With that, everything started clicking for Haxton, and a new set of data points could be added to his continuum, which turned into a Paralympic pathway.

He exceeded everyone’s expectations in his first competition year, winning his event at the 2014 U.S. Para-Rowing World Championships Trials before going on to finish fourth at the world championships. He missed joining Horrie and Aggar on the international podium by just one second.

In 2015, he finished fifth on the world stage, all the while wearing a chest strap at the event before finding out after that he had sustained a broken rib.

This week, Haxton drove down to Sarasota with his boat, coach and roommate, giving himself plenty of time to study for his law school finals at Ohio State on the way, which he’ll take shortly after the competition.

“I think to some degree they’re synergistic,” Haxton said of rowing and law school. “It’s easier for me to study when I’m already worked out and a little worn out and calmed down. Likewise, practice is easy when you want to get away from the books for a while.
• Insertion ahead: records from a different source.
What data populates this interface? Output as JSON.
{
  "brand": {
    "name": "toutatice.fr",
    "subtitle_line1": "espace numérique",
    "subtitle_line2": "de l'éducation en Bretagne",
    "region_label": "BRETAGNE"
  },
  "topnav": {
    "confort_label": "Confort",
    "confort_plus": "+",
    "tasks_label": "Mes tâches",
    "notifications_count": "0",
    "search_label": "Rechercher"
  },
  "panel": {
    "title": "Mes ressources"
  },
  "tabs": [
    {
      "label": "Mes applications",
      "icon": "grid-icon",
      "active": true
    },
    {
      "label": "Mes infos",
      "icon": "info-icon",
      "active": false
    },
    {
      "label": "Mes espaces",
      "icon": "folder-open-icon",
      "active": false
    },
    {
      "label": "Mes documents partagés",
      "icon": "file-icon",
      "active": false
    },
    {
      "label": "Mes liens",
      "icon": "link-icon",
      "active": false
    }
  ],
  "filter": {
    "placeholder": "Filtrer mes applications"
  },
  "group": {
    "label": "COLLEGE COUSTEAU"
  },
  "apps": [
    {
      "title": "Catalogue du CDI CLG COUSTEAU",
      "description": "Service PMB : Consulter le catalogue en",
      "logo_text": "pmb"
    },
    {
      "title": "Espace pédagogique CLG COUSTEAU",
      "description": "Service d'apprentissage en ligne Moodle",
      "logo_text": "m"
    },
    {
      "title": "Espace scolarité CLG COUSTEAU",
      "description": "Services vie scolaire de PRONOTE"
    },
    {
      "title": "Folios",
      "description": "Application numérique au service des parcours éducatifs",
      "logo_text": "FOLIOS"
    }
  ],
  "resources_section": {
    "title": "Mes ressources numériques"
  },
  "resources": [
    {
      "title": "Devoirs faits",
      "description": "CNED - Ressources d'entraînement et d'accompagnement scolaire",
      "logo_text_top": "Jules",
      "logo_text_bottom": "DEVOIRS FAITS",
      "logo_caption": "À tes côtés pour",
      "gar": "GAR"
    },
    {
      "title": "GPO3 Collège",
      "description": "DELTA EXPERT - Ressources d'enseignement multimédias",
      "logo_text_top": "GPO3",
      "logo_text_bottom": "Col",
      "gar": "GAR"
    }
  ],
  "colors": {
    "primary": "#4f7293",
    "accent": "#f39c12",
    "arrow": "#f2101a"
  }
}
I’ve been OK the last few years, so we’ll see what happens.”

This month could very well be the end of Haxton’s law journey, though, as the current mutual fund intern who studied finance as an undergraduate said at heart he is “an equity research kind of guy” and would much prefer to go back to the investment sphere.

With two of Haxton’s journeys about to peak parallel to one another, several of his closest buddies from high school have ventured down to Sarasota as well to see how it all plays out.

“It’s going to be pretty special having them around,” Haxton said. “If it weren’t for having people like that around, it wouldn’t be nearly as much fun or nearly as rewarding.

“Some of them said they’re not surprised; they thought I’d be here, especially the people who have been there since the beginning of this and have been with me my whole life, they’ve just done anything they can do to support me.

“I know I’m the only guy in the boat, but it doesn’t feel that way. It feels like it’s a boat of many.”

Stuart Lieberman covered Paralympic sports for three years at the International Paralympic Committee, including at the London 2012 and Sochi 2014 Games. He is a freelance contributor to TeamUSA.org on behalf of Red Line Editorial, Inc.